Satan broke the tie.  He put a goal away seconds after Toews’ fake hat trick.  I know what you’re thinking, but this isn’t spiritual warfare.  It’s pronounced Shuh-tan, even though I’ll call him Satan much like I call Byfuglien, Buh-foo-glee-en.  It’s all about phonetics, folks.  And you thought hockey was for missing teeth and gloves-off fights. 

Not two minutes into the third period, there’s hard hats flying through the air, from the third balcony, I’m sure, onto the ice again and Toews first career hat trick is a legitimate statistic.  He shoveled a pass from Barker into the net from the left side, scoring his 25th goal of the year on a Hawks power play.  I’m caught clapping again, cheering for my choice player who might’ve married me in response to my sign if only he’d seen it from my Lexus-sponsored box seat in early January, when I watched my first live game with my Hawks-loving Dad. 

The Pens are still ahead by a goal as the third period carries on, and the Hawks have pulled Huet for a rookie goalie.  I thought I’d come home to squish my adult body onto the couch next to my Dad and watch the third period of the game, but he was already in bed.  So it’s just me and Toby and the only two NHL teams whose players I know.  I’m thrilled when Fleury saves the puck, and likewise when Toews sneaks it past him.  How absurd.  If I had the money for the jerseys, I’d wear Staal’s light blue Classic jersey over a red Toews jersey to be fair to my favorite players.
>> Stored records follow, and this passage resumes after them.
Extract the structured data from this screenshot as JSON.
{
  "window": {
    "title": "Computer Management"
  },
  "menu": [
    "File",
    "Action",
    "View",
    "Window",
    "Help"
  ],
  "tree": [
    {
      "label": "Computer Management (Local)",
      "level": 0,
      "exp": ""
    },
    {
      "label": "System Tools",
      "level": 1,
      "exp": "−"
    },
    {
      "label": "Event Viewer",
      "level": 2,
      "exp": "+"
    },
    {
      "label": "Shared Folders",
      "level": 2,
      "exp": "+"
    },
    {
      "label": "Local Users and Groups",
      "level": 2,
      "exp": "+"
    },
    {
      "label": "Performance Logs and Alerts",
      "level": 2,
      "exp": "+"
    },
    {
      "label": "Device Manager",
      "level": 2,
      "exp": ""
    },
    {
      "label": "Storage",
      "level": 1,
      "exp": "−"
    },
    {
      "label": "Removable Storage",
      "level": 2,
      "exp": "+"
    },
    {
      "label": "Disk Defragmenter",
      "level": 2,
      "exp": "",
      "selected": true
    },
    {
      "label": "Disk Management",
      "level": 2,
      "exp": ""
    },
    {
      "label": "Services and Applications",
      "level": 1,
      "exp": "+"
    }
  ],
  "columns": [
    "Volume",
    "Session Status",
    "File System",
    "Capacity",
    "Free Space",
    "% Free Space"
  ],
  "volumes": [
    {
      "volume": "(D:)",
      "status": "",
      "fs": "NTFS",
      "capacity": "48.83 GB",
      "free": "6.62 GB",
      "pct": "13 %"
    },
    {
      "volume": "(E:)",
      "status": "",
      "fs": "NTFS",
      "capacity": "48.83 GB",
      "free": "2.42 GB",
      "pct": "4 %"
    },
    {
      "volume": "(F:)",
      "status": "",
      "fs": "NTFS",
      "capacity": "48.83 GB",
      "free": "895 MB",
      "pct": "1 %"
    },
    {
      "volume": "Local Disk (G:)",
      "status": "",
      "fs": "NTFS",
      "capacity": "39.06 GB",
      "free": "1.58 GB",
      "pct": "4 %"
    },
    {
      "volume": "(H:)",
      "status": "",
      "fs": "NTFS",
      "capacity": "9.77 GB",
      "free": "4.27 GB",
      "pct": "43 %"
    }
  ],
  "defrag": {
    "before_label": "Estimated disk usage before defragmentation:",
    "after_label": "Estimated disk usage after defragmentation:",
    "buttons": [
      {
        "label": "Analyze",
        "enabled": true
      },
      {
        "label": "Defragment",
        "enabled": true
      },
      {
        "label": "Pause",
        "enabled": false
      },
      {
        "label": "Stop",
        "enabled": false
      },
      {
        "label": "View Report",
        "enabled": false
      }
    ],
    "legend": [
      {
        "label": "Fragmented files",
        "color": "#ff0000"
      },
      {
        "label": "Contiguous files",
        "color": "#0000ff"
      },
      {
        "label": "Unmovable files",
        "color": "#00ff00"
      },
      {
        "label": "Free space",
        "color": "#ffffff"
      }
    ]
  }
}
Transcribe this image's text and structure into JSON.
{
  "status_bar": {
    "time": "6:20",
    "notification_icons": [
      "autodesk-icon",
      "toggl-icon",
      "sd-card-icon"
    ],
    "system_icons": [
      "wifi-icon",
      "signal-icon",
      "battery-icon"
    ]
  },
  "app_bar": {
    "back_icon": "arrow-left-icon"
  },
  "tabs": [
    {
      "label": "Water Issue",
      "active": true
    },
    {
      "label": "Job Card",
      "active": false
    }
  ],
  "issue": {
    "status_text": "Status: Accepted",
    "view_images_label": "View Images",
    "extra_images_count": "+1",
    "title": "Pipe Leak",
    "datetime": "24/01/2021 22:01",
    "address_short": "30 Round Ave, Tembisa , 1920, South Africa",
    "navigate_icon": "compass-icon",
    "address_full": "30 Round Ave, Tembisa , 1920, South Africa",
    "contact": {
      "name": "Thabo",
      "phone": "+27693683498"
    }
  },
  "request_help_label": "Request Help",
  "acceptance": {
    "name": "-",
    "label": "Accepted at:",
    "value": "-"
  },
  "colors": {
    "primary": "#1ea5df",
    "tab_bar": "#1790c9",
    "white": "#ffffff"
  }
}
My loyalties are divided.  I poured myself into the Pens with everything real.  There’s nothing half-way about the way I love Penguin hockey.  It’s not just Crosby, like all the fair-weather fans, but Malkin and LaTang, Fedatanko and Fleurry.  And Jordan Staal is –of course – my boy.  I’ll jump on the ice myself if anyone tries to mess with him.  I don’t mind watching the Pens by myself when the playoffs come.  I’d rather sit on the couch and watch the regular-season games as a part of the Pittsburgh hockey package.  But I’ll open my text updates instead, they’re some of the only texts I get anymore.  If you’re convinced I love the Pens, will you also believe that I’ll never quit watching the Hawks?  I grew up a tomboy, with a Daddy loyal to his Chicago sports like a retriever to his master.  The Blackhawks are a buncha young boys; Dad says they’ll be strong for a while now.  I like to watch Toews play, and thrill to watch with one eye closed, Burish and Eager beat people up, protecting their young ones like they should.  From Byfuglien to Khabibulin, I love every name I can’t pronounce on the Blackhawks.

Tonight my teams play each other on the South end of Damen Avenue, in an arena I’ve only been to twice, one precious time for a hockey game.  I drew with liquid chalk on the windows behind the bar at my restaurant while the Penguins went up by 2 goals in the first.  I drove home with the fuzzy radio and damp, hot cheeks in the second period and pulled into the driveway four goals later.  Now, I’m watching the game end from the couch in my home, cheering for anyone who makes a play. 

I’m supposed to be at this game.